Also today, I spent a little under $20 and made myself a lasting stand. 

This would be a piece of scrap wood, with a threaded plumbing flange screwed on.  The pipe is a 2' piece of threaded 1/2" steel pipe (I'll need to cut it down about 8" when I'm ready to start lasting, as it's too tall for that currently.)  The pin is a 1/2" x 5" bolt, with the bolt head ground down to fit in the pipe, a 1/2" nut half way up, and the top end with the threads ground off.  It fits the pin holes on my lasts beautifully.  I have a spare bolt, in case I need to make a second pin of a different diameter.
I glued the celtec insole to the shank board, and tacked it back onto the last.  Now that I have tacks, this is much easier to do.

Next thing to do was to cut the fiberglass shank to size, and glue it to the bottom of the insole.  The tape on the ends is to keep the liquid activator from leaking out.  This stuff is available from Georgene at - otherwise, you have to pound steel shanks, which is less fun.
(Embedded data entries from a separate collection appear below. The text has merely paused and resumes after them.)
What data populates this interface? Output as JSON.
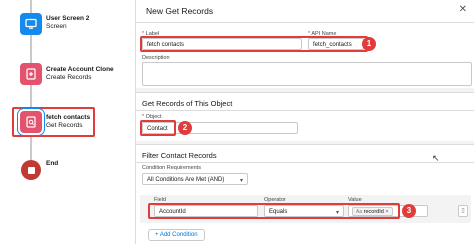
{
  "canvas": {
    "nodes": [
      {
        "title": "User Screen 2",
        "subtitle": "Screen"
      },
      {
        "title": "Create Account Clone",
        "subtitle": "Create Records"
      },
      {
        "title": "fetch contacts",
        "subtitle": "Get Records"
      },
      {
        "title": "End",
        "subtitle": ""
      }
    ]
  },
  "panel": {
    "title": "New Get Records",
    "label_field": {
      "label": "Label",
      "value": "fetch contacts"
    },
    "api_field": {
      "label": "API Name",
      "value": "fetch_contacts"
    },
    "description": {
      "label": "Description",
      "value": ""
    },
    "object_section": {
      "title": "Get Records of This Object",
      "object_label": "Object",
      "object_value": "Contact"
    },
    "filter_section": {
      "title": "Filter Contact Records",
      "condition_label": "Condition Requirements",
      "condition_value": "All Conditions Are Met (AND)",
      "field_header": "Field",
      "operator_header": "Operator",
      "value_header": "Value",
      "row": {
        "field": "AccountId",
        "operator": "Equals",
        "value": "recordId",
        "value_prefix": "Aa"
      },
      "add_condition": "+ Add Condition"
    },
    "badges": [
      "1",
      "2",
      "3"
    ]
  },
  "colors": {
    "accent_red": "#e03c3c",
    "screen_blue": "#1589ee",
    "create_pink": "#e3536e",
    "get_pink": "#e3536e",
    "end_red": "#c23934"
  },
  "icons": [
    "screen-icon",
    "create-records-icon",
    "get-records-icon",
    "end-icon",
    "close-icon",
    "dropdown-icon",
    "trash-icon",
    "cursor-icon"
  ]
}
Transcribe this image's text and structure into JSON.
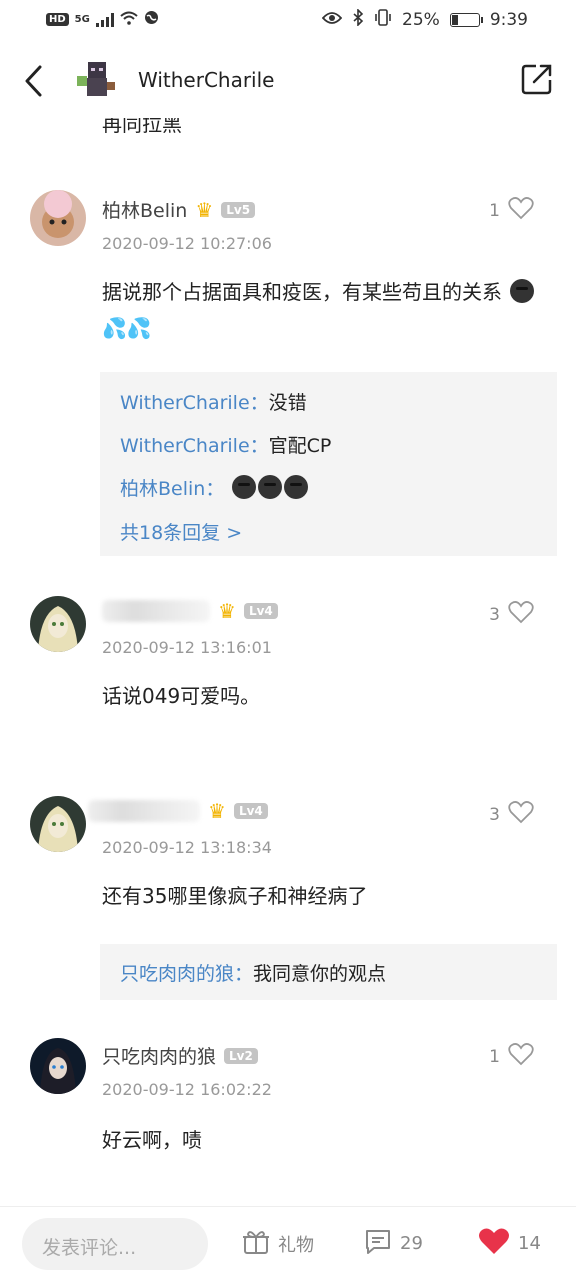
{
  "status_bar": {
    "hd": "HD",
    "network": "5G",
    "battery": "25%",
    "time": "9:39"
  },
  "header": {
    "title": "WitherCharile",
    "avatar_icon": "minecraft-avatar",
    "back_icon": "back-arrow-icon",
    "share_icon": "share-icon"
  },
  "partial_text": "再同拉黑",
  "comments": [
    {
      "user": "柏林Belin",
      "level": "Lv5",
      "has_crown": true,
      "date": "2020-09-12 10:27:06",
      "likes": "1",
      "text": "据说那个占据面具和疫医，有某些苟且的关系",
      "replies": [
        {
          "user": "WitherCharile：",
          "text": "没错"
        },
        {
          "user": "WitherCharile：",
          "text": "官配CP"
        },
        {
          "user": "柏林Belin：",
          "text": ""
        }
      ],
      "more": "共18条回复 >"
    },
    {
      "user": "",
      "level": "Lv4",
      "has_crown": true,
      "date": "2020-09-12 13:16:01",
      "likes": "3",
      "text": "话说049可爱吗。"
    },
    {
      "user": "",
      "level": "Lv4",
      "has_crown": true,
      "date": "2020-09-12 13:18:34",
      "likes": "3",
      "text": "还有35哪里像疯子和神经病了",
      "replies": [
        {
          "user": "只吃肉肉的狼：",
          "text": "我同意你的观点"
        }
      ]
    },
    {
      "user": "只吃肉肉的狼",
      "level": "Lv2",
      "has_crown": false,
      "date": "2020-09-12 16:02:22",
      "likes": "1",
      "text": "好云啊，啧"
    }
  ],
  "bottom_bar": {
    "input_placeholder": "发表评论...",
    "gift_label": "礼物",
    "comment_count": "29",
    "like_count": "14"
  },
  "colors": {
    "link_blue": "#4a86c6",
    "heart_red": "#e8334a",
    "crown_gold": "#f2b300"
  }
}
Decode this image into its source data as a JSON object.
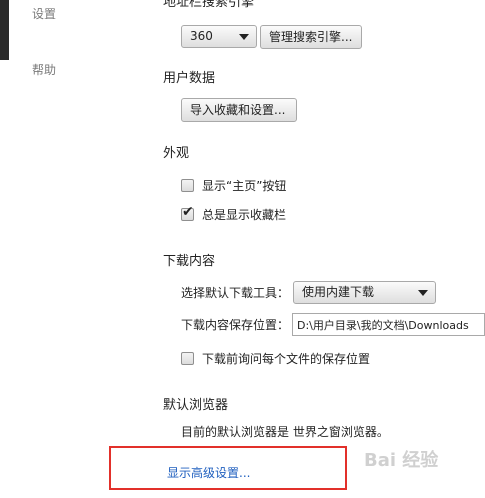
{
  "sidebar": {
    "items": [
      {
        "label": "设置"
      },
      {
        "label": "帮助"
      }
    ]
  },
  "search_section": {
    "title": "地址栏搜索引擎",
    "engine_select": {
      "value": "360"
    },
    "manage_button": "管理搜索引擎..."
  },
  "user_data_section": {
    "title": "用户数据",
    "import_button": "导入收藏和设置..."
  },
  "appearance_section": {
    "title": "外观",
    "show_home_button": {
      "label": "显示“主页”按钮",
      "checked": false
    },
    "show_bookmarks_bar": {
      "label": "总是显示收藏栏",
      "checked": true
    }
  },
  "downloads_section": {
    "title": "下载内容",
    "tool_label": "选择默认下载工具：",
    "tool_select": {
      "value": "使用内建下载"
    },
    "location_label": "下载内容保存位置：",
    "location_value": "D:\\用户目录\\我的文档\\Downloads",
    "ask_location": {
      "label": "下载前询问每个文件的保存位置",
      "checked": false
    }
  },
  "default_browser_section": {
    "title": "默认浏览器",
    "status": "目前的默认浏览器是 世界之窗浏览器。"
  },
  "advanced_link": "显示高级设置...",
  "watermark_text": "Bai 经验",
  "colors": {
    "link": "#1f5fbf",
    "highlight_box": "#e2302a"
  }
}
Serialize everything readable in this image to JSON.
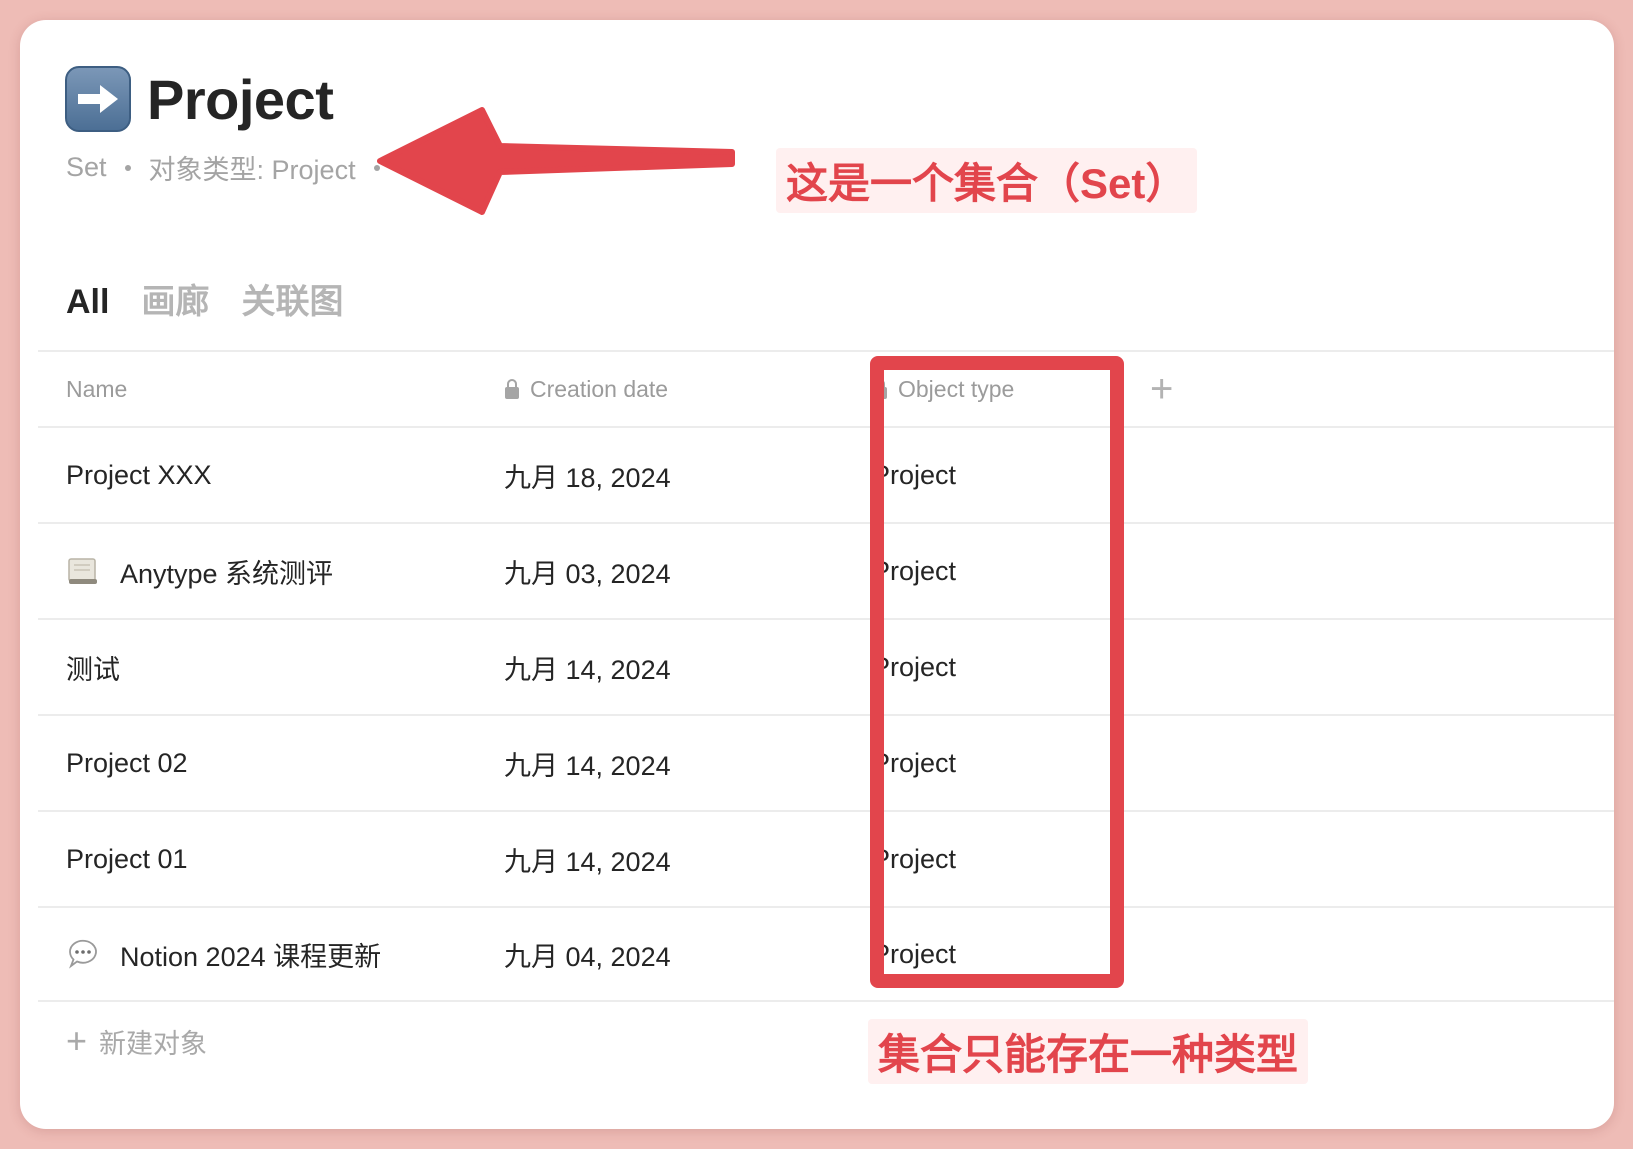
{
  "page": {
    "title": "Project",
    "title_icon": "right-arrow-icon",
    "meta": {
      "kind": "Set",
      "object_type_label": "对象类型: Project"
    }
  },
  "tabs": [
    {
      "label": "All",
      "active": true
    },
    {
      "label": "画廊",
      "active": false
    },
    {
      "label": "关联图",
      "active": false
    }
  ],
  "table": {
    "columns": {
      "name": "Name",
      "creation_date": "Creation date",
      "object_type": "Object type"
    },
    "rows": [
      {
        "name": "Project XXX",
        "icon": "",
        "date": "九月 18, 2024",
        "type": "Project"
      },
      {
        "name": "Anytype 系统测评",
        "icon": "scroll-icon",
        "date": "九月 03, 2024",
        "type": "Project"
      },
      {
        "name": "测试",
        "icon": "",
        "date": "九月 14, 2024",
        "type": "Project"
      },
      {
        "name": "Project 02",
        "icon": "",
        "date": "九月 14, 2024",
        "type": "Project"
      },
      {
        "name": "Project 01",
        "icon": "",
        "date": "九月 14, 2024",
        "type": "Project"
      },
      {
        "name": "Notion 2024 课程更新",
        "icon": "speech-bubble-icon",
        "date": "九月 04, 2024",
        "type": "Project"
      }
    ],
    "new_object_label": "新建对象"
  },
  "annotations": {
    "callout_set": "这是一个集合（Set）",
    "callout_single_type": "集合只能存在一种类型",
    "accent_color": "#e2454c"
  }
}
Then, I folded up a bunch of tin foil, and tacked it on around the shank, to protect the insole from the heat gun.  The heat gun worked great - all my shanks are hardened just like they did in class!
Once they were done, I pulled off the tin foil and tacks, and sanded down the ends of the shanks until they were flush with the insole.  Here's where I wish I had known more - the fiberglass sheds everywhere when you're sanding it on an electric sander, and it gets all over your clothes, and hands...  I would have worn gloves, and a respirator, had I realized.  But I didn't.  I'm now wearing my third shirt of the day...

Similarly, the fiberglass cloth (purchased at the auto parts store) sheds, and once you've got sticky epoxy on your fingers, that stuff just shreds everywhere.  Gloves will definitely be my friend the next time around.  I mixed up some bondo epoxy resin (also from the auto parts store), and painted it on the insole.  Placed a (pre-cut to the pattern) piece of fiberglass cloth on top of the epoxy.  Painted on more epoxy to saturate the fiberglass. 
I had also pre-cut some orange suede into a shank cover.  I painted the back of the suede with the epoxy, and placed it over the top to cover the whole shank/insole thing.

I laid a strip of scrap leather down each side of the shank to help form the suede around it:

Then tied it down with duct tape, to hold everything in place while it dries/cures.  Duct tape with rainbow flowers on it, no less. 
So at this point, I'm waiting for the epoxy to dry - probably overnight - and then I'll do a bit more finishing/shaping/sanding on the insoles. 
Next comes the patterns and the uppers!